Legal systems vary widely from country to country, depending on political structures and economic conditions. Some countries have a relatively well-defined and straightforward system of law; others have much more ambiguous and complex systems that can be difficult to understand and apply.
Some systems, such as religious laws, are clearly based on religious precepts and can be very difficult to change. Other systems, such as common law, are primarily legislative in nature, with the judiciary playing a central role in shaping the rules to suit changing social needs and interests.
In a legal system, there are four main parts: the legislature, the court, the executive, and the people. The courts are the most important part of a legal system, and they decide what happens in all cases.
The courts make judgments about whether someone is guilty of a crime or not, and what punishment the defendant should receive for the crime. The courts also make decisions about other issues, such as how to handle complaints and other cases that do not involve criminals.
A trial is a formal court proceeding where the accused’s case is presented to a judge and jury, who must determine guilt or innocence. It can take a long time and cost a lot of money.
When a person is convicted of a crime, the court can sentence them to prison, probation, or other types of imprisonment. The judge can also impose other penalties such as fines or counseling.
Appeals are an option for people who think their case was not properly decided by the trial court. These appeals can take many forms, including asking the court to reconsider its decision or request a new judge.

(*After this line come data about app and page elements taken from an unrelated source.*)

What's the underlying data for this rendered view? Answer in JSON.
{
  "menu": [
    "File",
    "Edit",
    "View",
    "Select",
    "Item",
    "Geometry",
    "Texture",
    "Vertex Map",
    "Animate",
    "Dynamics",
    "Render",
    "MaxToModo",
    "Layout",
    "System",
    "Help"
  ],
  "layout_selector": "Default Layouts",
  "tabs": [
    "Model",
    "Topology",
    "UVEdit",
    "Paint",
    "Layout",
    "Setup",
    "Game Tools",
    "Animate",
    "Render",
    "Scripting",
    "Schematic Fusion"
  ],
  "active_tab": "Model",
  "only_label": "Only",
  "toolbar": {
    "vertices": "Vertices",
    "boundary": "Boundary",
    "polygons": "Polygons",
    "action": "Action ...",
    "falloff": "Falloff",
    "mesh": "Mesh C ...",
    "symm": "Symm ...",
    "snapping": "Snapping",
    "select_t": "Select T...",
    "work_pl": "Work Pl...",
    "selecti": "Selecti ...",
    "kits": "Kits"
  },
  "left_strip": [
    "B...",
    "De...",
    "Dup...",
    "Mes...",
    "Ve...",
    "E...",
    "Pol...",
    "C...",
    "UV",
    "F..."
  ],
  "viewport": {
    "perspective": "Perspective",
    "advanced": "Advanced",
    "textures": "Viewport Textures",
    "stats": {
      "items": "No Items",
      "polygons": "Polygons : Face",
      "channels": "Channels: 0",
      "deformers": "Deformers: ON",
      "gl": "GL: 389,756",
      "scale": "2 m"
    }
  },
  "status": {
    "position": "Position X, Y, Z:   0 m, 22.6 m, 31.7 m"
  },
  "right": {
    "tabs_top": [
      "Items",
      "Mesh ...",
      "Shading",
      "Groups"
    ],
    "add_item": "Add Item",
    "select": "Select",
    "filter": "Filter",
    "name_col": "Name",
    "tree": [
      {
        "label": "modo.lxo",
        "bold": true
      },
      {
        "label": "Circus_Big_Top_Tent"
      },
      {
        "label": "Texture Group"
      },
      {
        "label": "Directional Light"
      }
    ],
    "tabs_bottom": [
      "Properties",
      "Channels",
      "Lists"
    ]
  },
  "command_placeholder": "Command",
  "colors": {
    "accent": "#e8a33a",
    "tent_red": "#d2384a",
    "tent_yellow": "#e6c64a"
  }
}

Trials can be conducted in courts at all levels, from the local county courthouse to the Supreme Court of the United States. The judge or jury will decide the defendant’s guilt or innocence, and decide what punishment should be imposed.

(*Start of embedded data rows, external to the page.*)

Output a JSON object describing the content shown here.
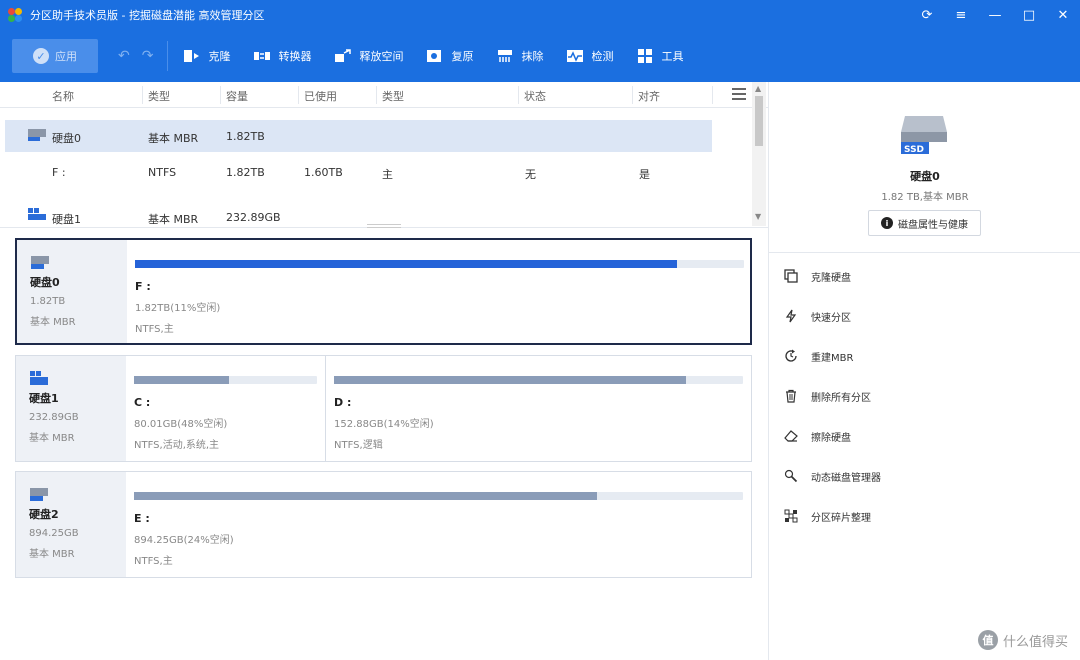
{
  "titlebar": {
    "title": "分区助手技术员版 - 挖掘磁盘潜能 高效管理分区",
    "controls": [
      "⟳",
      "≡",
      "—",
      "□",
      "✕"
    ]
  },
  "toolbar": {
    "apply_label": "应用",
    "tools": [
      {
        "label": "克隆",
        "icon": "clone-icon"
      },
      {
        "label": "转换器",
        "icon": "convert-icon"
      },
      {
        "label": "释放空间",
        "icon": "free-space-icon"
      },
      {
        "label": "复原",
        "icon": "recover-icon"
      },
      {
        "label": "抹除",
        "icon": "wipe-icon"
      },
      {
        "label": "检测",
        "icon": "test-icon"
      },
      {
        "label": "工具",
        "icon": "tools-icon"
      }
    ]
  },
  "table": {
    "headers": [
      "名称",
      "类型",
      "容量",
      "已使用",
      "类型",
      "状态",
      "对齐"
    ],
    "rows": [
      {
        "name": "硬盘0",
        "type": "基本 MBR",
        "capacity": "1.82TB",
        "used": "",
        "fs": "",
        "status": "",
        "align": ""
      },
      {
        "name": "F :",
        "type": "NTFS",
        "capacity": "1.82TB",
        "used": "1.60TB",
        "fs": "主",
        "status": "无",
        "align": "是"
      },
      {
        "name": "硬盘1",
        "type": "基本 MBR",
        "capacity": "232.89GB",
        "used": "",
        "fs": "",
        "status": "",
        "align": ""
      }
    ]
  },
  "disks": [
    {
      "name": "硬盘0",
      "size": "1.82TB",
      "type": "基本 MBR",
      "partitions": [
        {
          "label": "F :",
          "info": "1.82TB(11%空闲)",
          "fs": "NTFS,主",
          "used_fraction": 0.89
        }
      ]
    },
    {
      "name": "硬盘1",
      "size": "232.89GB",
      "type": "基本 MBR",
      "partitions": [
        {
          "label": "C :",
          "info": "80.01GB(48%空闲)",
          "fs": "NTFS,活动,系统,主",
          "used_fraction": 0.52
        },
        {
          "label": "D :",
          "info": "152.88GB(14%空闲)",
          "fs": "NTFS,逻辑",
          "used_fraction": 0.86
        }
      ]
    },
    {
      "name": "硬盘2",
      "size": "894.25GB",
      "type": "基本 MBR",
      "partitions": [
        {
          "label": "E :",
          "info": "894.25GB(24%空闲)",
          "fs": "NTFS,主",
          "used_fraction": 0.76
        }
      ]
    }
  ],
  "right_panel": {
    "badge": "SSD",
    "disk_name": "硬盘0",
    "disk_info": "1.82 TB,基本 MBR",
    "props_label": "磁盘属性与健康",
    "operations": [
      {
        "label": "克隆硬盘",
        "icon": "clone-disk-icon"
      },
      {
        "label": "快速分区",
        "icon": "quick-partition-icon"
      },
      {
        "label": "重建MBR",
        "icon": "rebuild-mbr-icon"
      },
      {
        "label": "删除所有分区",
        "icon": "trash-icon"
      },
      {
        "label": "擦除硬盘",
        "icon": "eraser-icon"
      },
      {
        "label": "动态磁盘管理器",
        "icon": "dynamic-disk-icon"
      },
      {
        "label": "分区碎片整理",
        "icon": "defrag-icon"
      }
    ]
  },
  "watermark": {
    "glyph": "值",
    "text": "什么值得买"
  },
  "colors": {
    "accent": "#1b6fe0",
    "fill_selected": "#2563d8",
    "fill_normal": "#8a9cb8"
  }
}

A prosecutor is the individual who represents the government in a criminal case. Public defenders represent defendants who cannot afford to hire an attorney.
Jury trials are a type of trial in which the accused’s case is presented to ten or more members of the jury who then decide whether the accused is guilty or not. These trials can be lengthy and expensive, but they are a vital part of the justice system.
The jury’s verdict is considered final unless the defendant appeals the verdict to a higher court, usually the Court of Appeals. The appellant can then ask the court to overturn its ruling on the merits.
If you are writing a law review, choose an area of the law that you are interested in researching and immerse yourself in that topic for several months before beginning. During the process, it’s helpful to keep a notebook with questions that you would like to answer in your article.